Bloom, H. 1999. The Anxiety of Influence. New York and Oxford: Oxford University Press.
—2011. The Anatomy of Influence: Literature as a Way of Life. New Haven and London: Yale University Press.
Boucher, D., and G. Browning. 2009. The Political Art of Bob Dylan. Exeter: Imprint Academic.
Brake, E. 2009. ‘“You Can Always Come Back, But You Can’t Come Back All The Way”: Freedom and the Past in Dylan’s Recent Work’. In The Political Art of Bob Dylan, ed. D. Boucher and G. Browning, 184–207. Exeter: Imprint Academic.
Browning, G. 2009. ‘Bob Dylan: (Post)Modern Times’. In The Political Art of Bob Dylan, ed. D. Boucher and G. Browning, 157–84. Exeter, Imprint Academic.
Derrida, J. 1976 On Grammatology. Baltimore and London: Johns Hopkins University Press.
—1978. Writing and Difference. London: Routledge.

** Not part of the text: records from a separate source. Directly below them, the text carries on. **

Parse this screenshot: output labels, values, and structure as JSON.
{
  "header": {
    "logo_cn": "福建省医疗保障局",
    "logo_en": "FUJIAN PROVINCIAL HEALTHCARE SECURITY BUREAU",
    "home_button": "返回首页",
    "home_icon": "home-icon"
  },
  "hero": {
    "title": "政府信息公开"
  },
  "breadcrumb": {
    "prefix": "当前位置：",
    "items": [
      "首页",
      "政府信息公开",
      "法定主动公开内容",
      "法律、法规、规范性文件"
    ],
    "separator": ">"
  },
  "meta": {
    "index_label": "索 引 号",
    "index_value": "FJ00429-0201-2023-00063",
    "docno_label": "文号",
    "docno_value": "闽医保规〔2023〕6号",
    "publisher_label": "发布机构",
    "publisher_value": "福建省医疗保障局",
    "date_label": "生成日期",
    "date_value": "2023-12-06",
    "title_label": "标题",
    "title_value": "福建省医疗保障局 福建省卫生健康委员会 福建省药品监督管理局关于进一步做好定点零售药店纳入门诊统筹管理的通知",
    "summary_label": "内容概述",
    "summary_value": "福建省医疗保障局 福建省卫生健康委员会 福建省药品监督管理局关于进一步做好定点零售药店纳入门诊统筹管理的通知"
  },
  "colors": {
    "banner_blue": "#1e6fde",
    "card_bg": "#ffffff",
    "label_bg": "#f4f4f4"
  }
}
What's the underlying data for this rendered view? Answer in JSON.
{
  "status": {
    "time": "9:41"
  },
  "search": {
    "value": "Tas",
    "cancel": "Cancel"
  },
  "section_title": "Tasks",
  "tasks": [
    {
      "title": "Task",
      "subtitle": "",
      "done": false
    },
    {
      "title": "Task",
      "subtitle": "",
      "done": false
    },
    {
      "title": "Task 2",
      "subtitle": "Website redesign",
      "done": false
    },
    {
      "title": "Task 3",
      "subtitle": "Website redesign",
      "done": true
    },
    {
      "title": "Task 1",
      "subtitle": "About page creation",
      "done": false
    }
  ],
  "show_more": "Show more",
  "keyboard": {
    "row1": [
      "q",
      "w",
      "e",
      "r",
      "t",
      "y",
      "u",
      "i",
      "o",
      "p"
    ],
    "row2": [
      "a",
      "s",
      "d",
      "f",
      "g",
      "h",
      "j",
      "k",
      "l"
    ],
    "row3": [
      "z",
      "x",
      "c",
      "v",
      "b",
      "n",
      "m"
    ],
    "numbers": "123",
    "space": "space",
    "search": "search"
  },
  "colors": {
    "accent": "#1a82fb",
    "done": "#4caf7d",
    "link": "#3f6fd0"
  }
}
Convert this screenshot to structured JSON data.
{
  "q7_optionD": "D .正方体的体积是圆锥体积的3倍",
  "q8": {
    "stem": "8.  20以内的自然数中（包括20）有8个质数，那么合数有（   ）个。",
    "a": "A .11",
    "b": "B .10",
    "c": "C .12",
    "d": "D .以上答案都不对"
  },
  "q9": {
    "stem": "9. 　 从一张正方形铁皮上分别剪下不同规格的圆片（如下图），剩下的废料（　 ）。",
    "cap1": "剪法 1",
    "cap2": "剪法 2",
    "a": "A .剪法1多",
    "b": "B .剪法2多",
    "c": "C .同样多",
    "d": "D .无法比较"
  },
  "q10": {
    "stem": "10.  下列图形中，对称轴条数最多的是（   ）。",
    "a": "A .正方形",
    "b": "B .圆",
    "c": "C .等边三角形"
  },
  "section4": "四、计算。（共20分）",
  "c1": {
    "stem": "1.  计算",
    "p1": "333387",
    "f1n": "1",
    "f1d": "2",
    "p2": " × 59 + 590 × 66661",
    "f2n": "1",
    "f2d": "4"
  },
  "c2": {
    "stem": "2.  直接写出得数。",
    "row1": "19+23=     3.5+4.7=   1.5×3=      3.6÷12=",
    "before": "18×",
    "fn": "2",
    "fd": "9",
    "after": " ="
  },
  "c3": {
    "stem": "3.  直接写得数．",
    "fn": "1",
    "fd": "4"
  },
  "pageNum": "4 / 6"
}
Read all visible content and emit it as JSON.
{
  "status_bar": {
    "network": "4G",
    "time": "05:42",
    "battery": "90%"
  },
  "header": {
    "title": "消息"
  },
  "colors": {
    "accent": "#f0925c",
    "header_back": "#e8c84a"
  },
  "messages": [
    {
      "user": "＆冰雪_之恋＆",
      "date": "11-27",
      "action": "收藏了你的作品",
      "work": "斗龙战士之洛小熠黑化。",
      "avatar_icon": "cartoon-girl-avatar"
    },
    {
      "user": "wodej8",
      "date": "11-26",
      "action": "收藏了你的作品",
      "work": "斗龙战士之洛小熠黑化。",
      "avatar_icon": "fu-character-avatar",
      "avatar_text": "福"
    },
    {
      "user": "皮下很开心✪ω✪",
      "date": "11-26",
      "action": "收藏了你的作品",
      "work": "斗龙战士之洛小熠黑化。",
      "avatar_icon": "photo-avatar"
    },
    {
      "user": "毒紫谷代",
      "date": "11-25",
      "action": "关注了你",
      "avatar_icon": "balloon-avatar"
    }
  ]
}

Dylan, B. 2004. Chronicles: Volume 1. New York and London: Simon & Shuster.
—2006. The Essential Interviews, ed. Jonathan Cott. New York: Wenner Media, LLC.
Eliot, T. S. 1951. Selected Essays. London: Faber and Faber.
Foucault, M. 1976. The History of Sexuality: Volume 1–The Will to Knowledge. London: Allen Lane.
—1984. ‘What is an Author?’ In The Foucault Reader, ed. P. Rabinow, 101–20. London: Random House.
Gilmore, M. 2012. ‘Bob Dylan: The Rolling Stone Interview’. Rolling Stone, 27 September: 42–51.
Heylin, C. 1991. Bib Dylan behind the Shades: A Biography. London: Viking.
Longenbach, J. 1994. ‘“Mature Poets Steal”: Eliot’s Allusive Practice’. In The Cambridge Companion to T. S. Eliot, ed. A. D. Moody, 176–88. Cambridge: Cambridge University Press. http://dx.doi.org/10.1017/CCOL0521420806.013
Lott, E. 1995. Love and Theft: Blackface Minstrelsy and the American Working Class. New York and Oxford: Oxford University Press.
—2009. ‘“Love and Theft”’. In The Cambridge Companion to Bob Dylan, ed. K. J. H. Dettmar, 167–74. Cambridge: Cambridge University Press. http://dx.doi.org/10.1017/CCOL9780521886949.018
MacGregor, C. 1972. Bob Dylan: The Early Years: A Retrospective. New York: Da Capo.
Moody. A. D. 1951. The Cambridge Companion to T. S. Eliot. Cambridge: Cambridge University Press.
Ricks, C. 2003. Dylan’s Visions of Sin. London: Viking.
Rotolo, S. 2009 A Freewheelin’ Time. London: Aurum Press.
Saga, Y. 1991. Confessions of a Yakuza. Kodanshka: Kodanshka International.
Scobie, S. 1991. Alias Bob Dylan. Calgary: Red Deer Press.
Shelton. R. 1986. No Direction Home: The life and Music of Bob Dylan. Bury St. Edmunds: New English Library.
Van Ronk, D. 2005. The Mayor of MacDougal Street. Cambridge, MA: Da Capo Press.
How to Cite
© Equinox Publishing Ltd.
For information regarding our Open Access policy, click here.